Bandar Seri Begawan, Brunei
Brunei is a sovereign country of 400,000 almost completely surrounded by Malaysian Borneo but for its coastline on the South Chinese Sea. It was part of the British Empire for a century and only recently gained full autonomy in 1984. Large oil reserves have made the country very wealthy and its Sultan one of the richest men in the world.
Sarah and I had a few different options to route ourselves from Miri to our last stop in Malaysian Borneo but we both were interested in traveling through Brunei. When would we ever have a chance to come back? We paid a taxi $40 to drive us the three hours from of Miri to Brunei’s capital Bandar Seri Begawan(BSB). The road was smooth and the border crossing was a breeze. Our driver handed our passports to the border guard, they exchanged a few words in Malay, and we were stamped in without having to step out of the car.
BSB did not convey the riches of the country as commercial buildings were no more impressive than in Malaysia. There was no ambiguity, however, about the wealth of the sultanate. The father of the current sultan, Omar Ali Saifuddin, had a mosque built in his own honor in 1958 featuring marble and gold structures and surrounded by a man made lagoon.
The current Sultan, Hassanal Bolkiah, ascended to the throne in 1967 at the age of 21 and is currently the third longest reigning monarch in the world. His mustached (sometimes goateed) image appears on Brunei’s currency and his presence is felt throughout the city.
It was a hot day and tourist sites within the city were limited so after having seen the two mosques we relaxed during the evening before heading out to dinner. On our way back that night we heard yelling and cheering from a nearby field and found out that we had the fortune of being in town during the national tug of war championship! I had never known such competition existed but apparently the Sultan’s a big fan and awards $4000 to the winning team. Ten burly men in uniforms lined up facing ten equally burly men, the referee blew a whistle to start the match, and then the crowd went wild. Each team would jerk in unison under the instruction of a coach and inch by inch the center of the rope would move back and forth until finally one side was declared the winner. We were completely fascinated and stayed for several matches.

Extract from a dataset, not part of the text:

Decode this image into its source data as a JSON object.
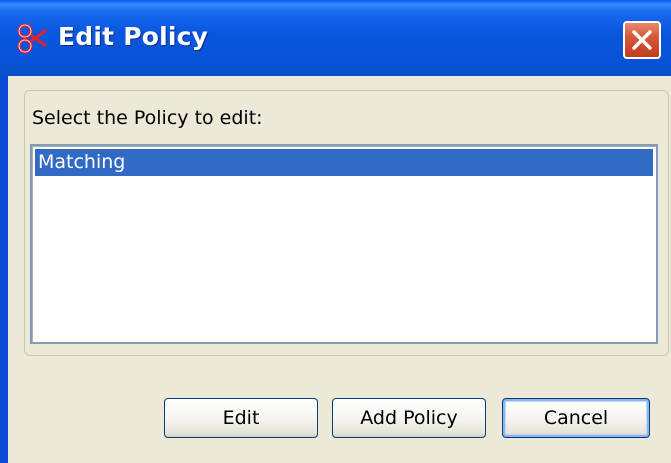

The next day we showed up at the Royal Regalia: a museum solely dedicated to the life of the current sultan. We had to remove our shoes and enter through the common, rather than royal, entrance. After locking up our cameras we were ushered into the first room which traced the sultan’s lineage back several generations and then showed the sultan smiling as a young boy. There were quotes from his elementary school teachers describing what a great student he was. Then more pictures of him growing up and golfing, riding horses and (of course) playing tug of war. Another room displayed behind thick glass all of the items used during his coronation including a golden arm for him to rest his chin, a golden tipped umbrella, a golden shield, and the throne itself.
The largest room in the museum had a full replica of his 25th anniversary procession including the float he was paraded on complete with dozens of headless mannequins soldiers pushing it and about a hundred cardboard cutouts of the common-folk who had lined the route.
With all of Brunei’s interest in their Sultan, Sarah and I decided that we should stop by his palace ourselves. We went to the bus station asked around before finding a bus going in that direction. We were dropped off literally at the front gates.
We decided to walk around to get a better look. We walked and walked and walked some more and finally got to the side where we could sort of see the top.
Then our luck ran out and it started to rain very hard. We spent a half hour ducked under an awning in the park waiting for the clouds to break until a coconut vendor who wasn’t getting much business in the rain took pity on us and drove us back to town.